New York, once dubbed the murder capital of America, recorded fewer than 500 murders in a single year for the first time since reliable record-keeping began in 1963. In the final hours of the year, the 2007 tally stood at 492, compared with the record high of 2,245 at the height of the crack epidemic in 1990.
Adding to residents’ sense of security is that fewer than 100 of last year’s murders were random killings by strangers.
Police on the streets = reduced crime, not hard is it.
The Future of Healthcare is in your hands
Millions of people with arthritis, asthma and even heart failure will be urged to treat themselves as part of a Government plan to save billions of pounds from the NHS budget.
Instead of going to hospital or consulting a doctor, patients will be encouraged to carry out "self care" as the Department of Health (DoH) tries to meet Treasury targets to curb spending.....
• Using relaxation techniques to relieve stress and avoid "panic" visits to emergency wards....
The Prime Minister claimed the self-care agenda was about increasing patient choice and "personalised" services.
But an internal Government document seen by The Daily Telegraph makes clear that the policy is a money-saving measure, a key plank of DoH plans to cut costs....the plan would provide doctors with an excuse for ignoring the elderly or those with debilitating, but not life-threatening long-term conditions...
Increasingly the NHS is only interested in the exciting bits of medicine where they get blue flashing lights, sirens and the chance to run around a lot shouting like they do on the telly, and second role as nanny of the Nation where they can sit high up in their office block without ever having to meet the smelly and frankly unhygienic patients and issue them with advice, diktats and warnings to change their lifestyles.
January 1, 2008
Only the crumbliest flakiest legislation
A total ban on adverts for unhealthy food and drink products around TV programmes for under-16s has come into force...

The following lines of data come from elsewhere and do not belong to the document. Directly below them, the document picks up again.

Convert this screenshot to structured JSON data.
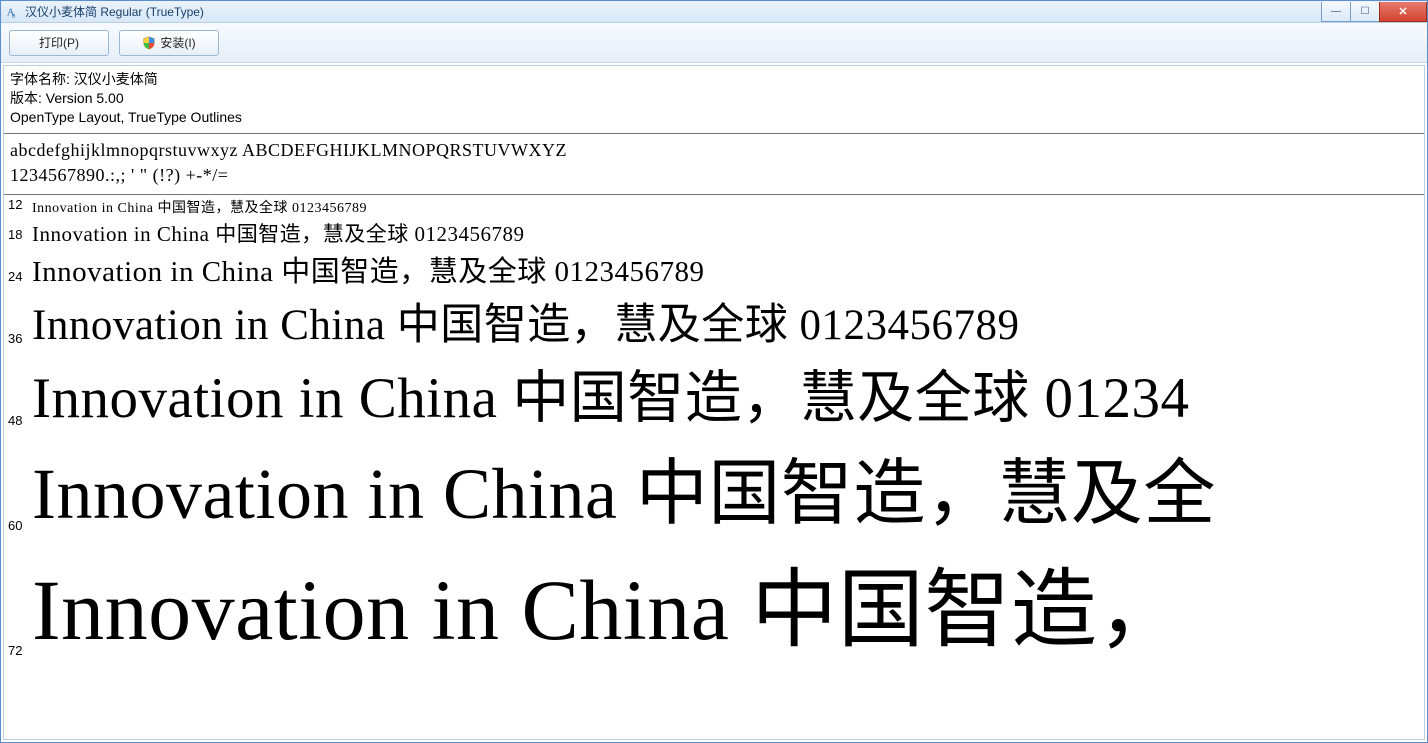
{
  "window": {
    "title": "汉仪小麦体简 Regular (TrueType)"
  },
  "toolbar": {
    "print_label": "打印(P)",
    "install_label": "安装(I)"
  },
  "meta": {
    "font_name_label": "字体名称: ",
    "font_name": "汉仪小麦体简",
    "version_label": "版本: ",
    "version": "Version 5.00",
    "layout_info": "OpenType Layout, TrueType Outlines"
  },
  "glyphset": {
    "line1": "abcdefghijklmnopqrstuvwxyz ABCDEFGHIJKLMNOPQRSTUVWXYZ",
    "line2": "1234567890.:,; ' \" (!?) +-*/="
  },
  "sample_text": "Innovation in China 中国智造，慧及全球 0123456789",
  "sizes": [
    "12",
    "18",
    "24",
    "36",
    "48",
    "60",
    "72"
  ],
  "samples": {
    "s12": "Innovation in China 中国智造，慧及全球 0123456789",
    "s18": "Innovation in China 中国智造，慧及全球 0123456789",
    "s24": "Innovation in China 中国智造，慧及全球 0123456789",
    "s36": "Innovation in China 中国智造，慧及全球 0123456789",
    "s48": "Innovation in China 中国智造，慧及全球 01234",
    "s60": "Innovation in China 中国智造，慧及全",
    "s72": "Innovation in China 中国智造，"
  }
}
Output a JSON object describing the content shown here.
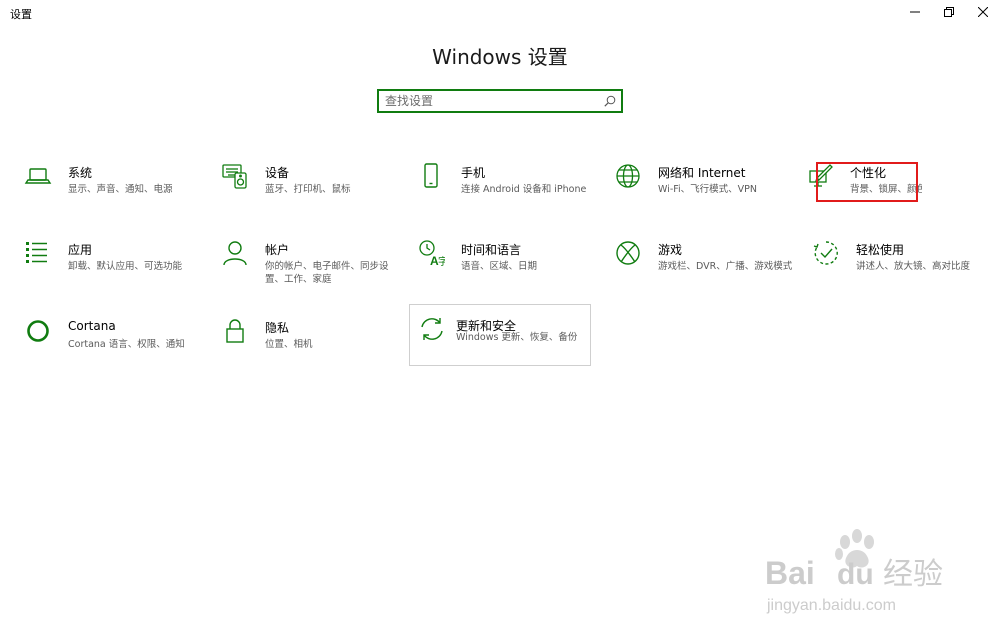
{
  "window": {
    "title": "设置"
  },
  "page": {
    "title": "Windows 设置"
  },
  "search": {
    "placeholder": "查找设置",
    "value": ""
  },
  "colors": {
    "accent": "#107c10",
    "highlight": "#e11b1b"
  },
  "tiles": [
    {
      "icon": "laptop-icon",
      "title": "系统",
      "desc": "显示、声音、通知、电源"
    },
    {
      "icon": "keyboard-speaker-icon",
      "title": "设备",
      "desc": "蓝牙、打印机、鼠标"
    },
    {
      "icon": "phone-icon",
      "title": "手机",
      "desc": "连接 Android 设备和 iPhone"
    },
    {
      "icon": "globe-icon",
      "title": "网络和 Internet",
      "desc": "Wi-Fi、飞行模式、VPN"
    },
    {
      "icon": "paintbrush-monitor-icon",
      "title": "个性化",
      "desc": "背景、锁屏、颜色"
    },
    {
      "icon": "apps-list-icon",
      "title": "应用",
      "desc": "卸载、默认应用、可选功能"
    },
    {
      "icon": "person-icon",
      "title": "帐户",
      "desc": "你的帐户、电子邮件、同步设置、工作、家庭"
    },
    {
      "icon": "time-language-icon",
      "title": "时间和语言",
      "desc": "语音、区域、日期"
    },
    {
      "icon": "xbox-icon",
      "title": "游戏",
      "desc": "游戏栏、DVR、广播、游戏模式"
    },
    {
      "icon": "ease-of-access-icon",
      "title": "轻松使用",
      "desc": "讲述人、放大镜、高对比度"
    },
    {
      "icon": "cortana-icon",
      "title": "Cortana",
      "desc": "Cortana 语言、权限、通知"
    },
    {
      "icon": "lock-icon",
      "title": "隐私",
      "desc": "位置、相机"
    },
    {
      "icon": "sync-icon",
      "title": "更新和安全",
      "desc": "Windows 更新、恢复、备份"
    }
  ],
  "watermark": {
    "brand": "Bai",
    "brand2": "du",
    "label": "经验",
    "url": "jingyan.baidu.com"
  }
}
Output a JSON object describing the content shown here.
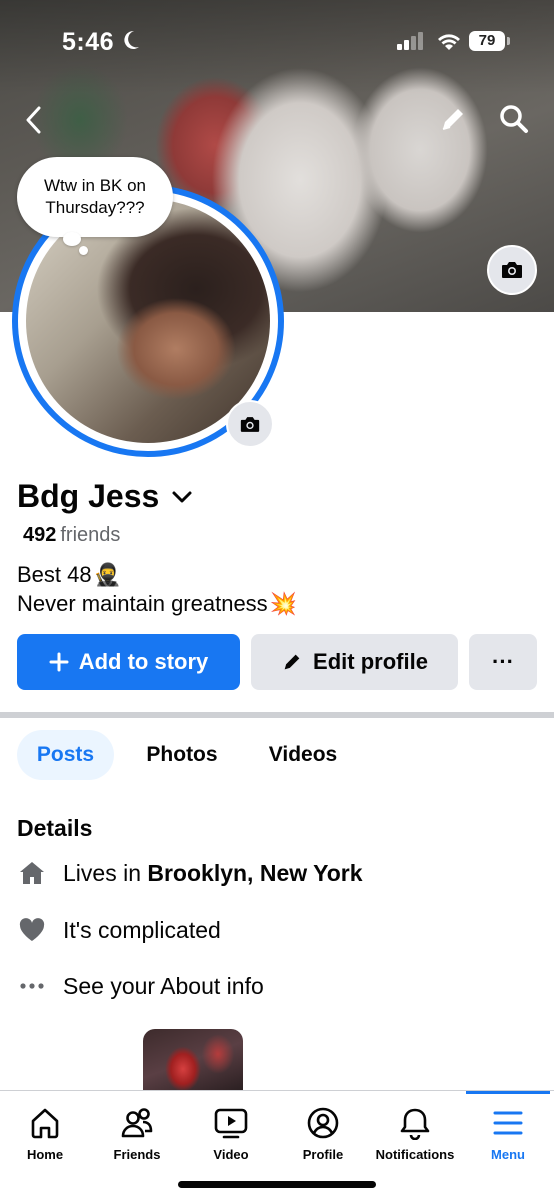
{
  "status_bar": {
    "time": "5:46",
    "battery": "79"
  },
  "profile": {
    "note": "Wtw in BK on Thursday???",
    "name": "Bdg Jess",
    "friends_count": "492",
    "friends_label": "friends",
    "bio_line1": "Best 48",
    "bio_line1_emoji": "🥷",
    "bio_line2": "Never maintain greatness",
    "bio_line2_emoji": "💥"
  },
  "actions": {
    "add_story": "Add to story",
    "edit_profile": "Edit profile",
    "more": "···"
  },
  "tabs": [
    {
      "label": "Posts",
      "active": true
    },
    {
      "label": "Photos",
      "active": false
    },
    {
      "label": "Videos",
      "active": false
    }
  ],
  "details": {
    "title": "Details",
    "lives_prefix": "Lives in",
    "lives_location": "Brooklyn, New York",
    "relationship": "It's complicated",
    "about": "See your About info"
  },
  "bottom_nav": [
    {
      "label": "Home",
      "icon": "home-icon"
    },
    {
      "label": "Friends",
      "icon": "friends-icon"
    },
    {
      "label": "Video",
      "icon": "video-icon"
    },
    {
      "label": "Profile",
      "icon": "profile-icon"
    },
    {
      "label": "Notifications",
      "icon": "bell-icon"
    },
    {
      "label": "Menu",
      "icon": "menu-icon",
      "active": true
    }
  ],
  "colors": {
    "accent": "#1877f2",
    "button_gray": "#e4e6eb",
    "text": "#050505",
    "secondary_text": "#65676b"
  }
}
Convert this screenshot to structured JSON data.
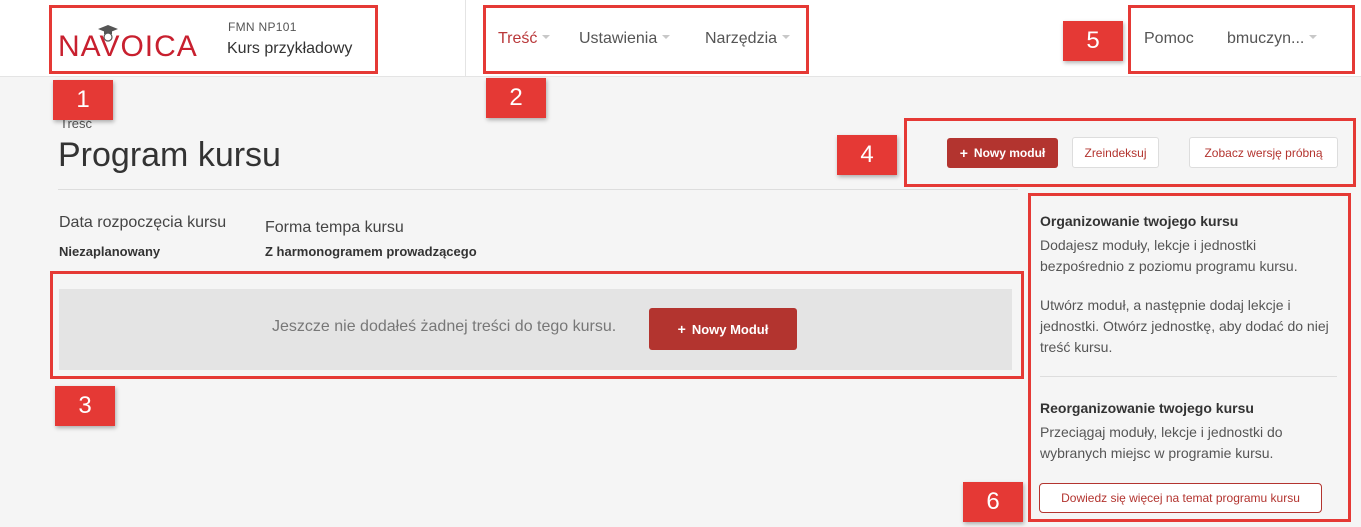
{
  "header": {
    "logo_text": "NAVOICA",
    "course_code": "FMN  NP101",
    "course_name": "Kurs przykładowy",
    "nav": [
      {
        "label": "Treść"
      },
      {
        "label": "Ustawienia"
      },
      {
        "label": "Narzędzia"
      }
    ],
    "help_label": "Pomoc",
    "user_label": "bmuczyn..."
  },
  "annotations": [
    "1",
    "2",
    "3",
    "4",
    "5",
    "6"
  ],
  "page": {
    "subtitle": "Treść",
    "title": "Program kursu",
    "actions": {
      "new_module": "Nowy moduł",
      "reindex": "Zreindeksuj",
      "preview": "Zobacz wersję próbną"
    },
    "start_date_label": "Data rozpoczęcia kursu",
    "start_date_value": "Niezaplanowany",
    "pace_label": "Forma tempa kursu",
    "pace_value": "Z harmonogramem prowadzącego",
    "empty_message": "Jeszcze nie dodałeś żadnej treści do tego kursu.",
    "empty_button": "Nowy Moduł"
  },
  "sidebar": {
    "section1_title": "Organizowanie twojego kursu",
    "section1_text1": "Dodajesz moduły, lekcje i jednostki bezpośrednio z poziomu programu kursu.",
    "section1_text2": "Utwórz moduł, a następnie dodaj lekcje i jednostki. Otwórz jednostkę, aby dodać do niej treść kursu.",
    "section2_title": "Reorganizowanie twojego kursu",
    "section2_text": "Przeciągaj moduły, lekcje i jednostki do wybranych miejsc w programie kursu.",
    "learn_more": "Dowiedz się więcej na temat programu kursu"
  },
  "colors": {
    "brand": "#b3342f",
    "annotation": "#e53935"
  }
}
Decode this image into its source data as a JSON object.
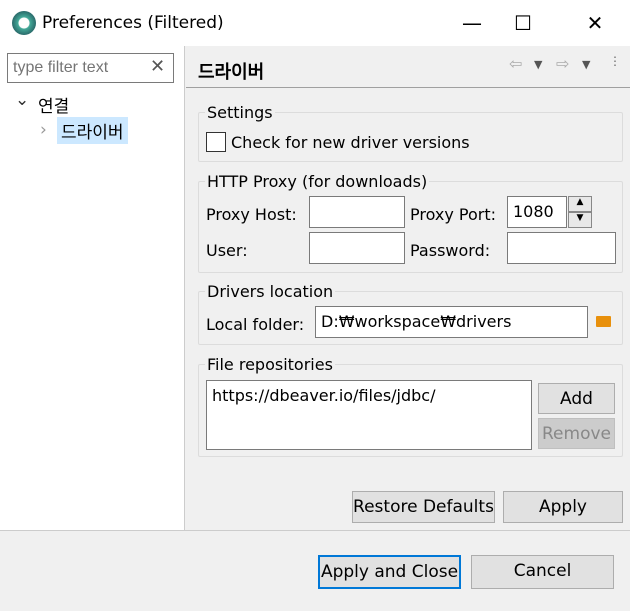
{
  "window": {
    "title": "Preferences (Filtered)",
    "minimize_icon": "minimize-icon",
    "maximize_icon": "maximize-icon",
    "close_icon": "close-icon"
  },
  "sidebar": {
    "filter_placeholder": "type filter text",
    "tree": [
      {
        "label": "연결",
        "expanded": true,
        "children": [
          {
            "label": "드라이버",
            "selected": true
          }
        ]
      }
    ]
  },
  "page": {
    "title": "드라이버",
    "settings": {
      "label": "Settings",
      "check_new_versions": "Check for new driver versions",
      "checked": false
    },
    "proxy": {
      "label": "HTTP Proxy (for downloads)",
      "host_label": "Proxy Host:",
      "host_value": "",
      "port_label": "Proxy Port:",
      "port_value": "1080",
      "user_label": "User:",
      "user_value": "",
      "password_label": "Password:",
      "password_value": ""
    },
    "location": {
      "label": "Drivers location",
      "folder_label": "Local folder:",
      "folder_value": "D:₩workspace₩drivers"
    },
    "repos": {
      "label": "File repositories",
      "items": [
        "https://dbeaver.io/files/jdbc/"
      ],
      "add": "Add",
      "remove": "Remove"
    },
    "restore_defaults": "Restore Defaults",
    "apply": "Apply"
  },
  "footer": {
    "apply_close": "Apply and Close",
    "cancel": "Cancel"
  }
}
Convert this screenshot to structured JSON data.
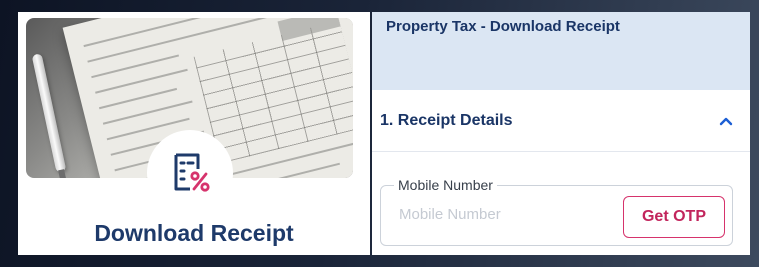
{
  "card": {
    "title": "Download Receipt",
    "image": "tax-form-with-pen",
    "icon": "receipt-percent-icon"
  },
  "panel": {
    "title": "Property Tax - Download Receipt",
    "section": {
      "title": "1. Receipt Details",
      "toggle_icon": "chevron-up-icon",
      "expanded": true
    },
    "mobile_field": {
      "label": "Mobile Number",
      "placeholder": "Mobile Number",
      "value": ""
    },
    "otp_button_label": "Get OTP"
  },
  "colors": {
    "navy": "#1e3a6a",
    "accent": "#d6336c",
    "header_bg": "#dbe6f3",
    "background": "#0d1424"
  }
}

You wouldn't want the youngsters to get the wrong sort of idea about pleasure - how did I ever survive...
More? A trip through memory lane....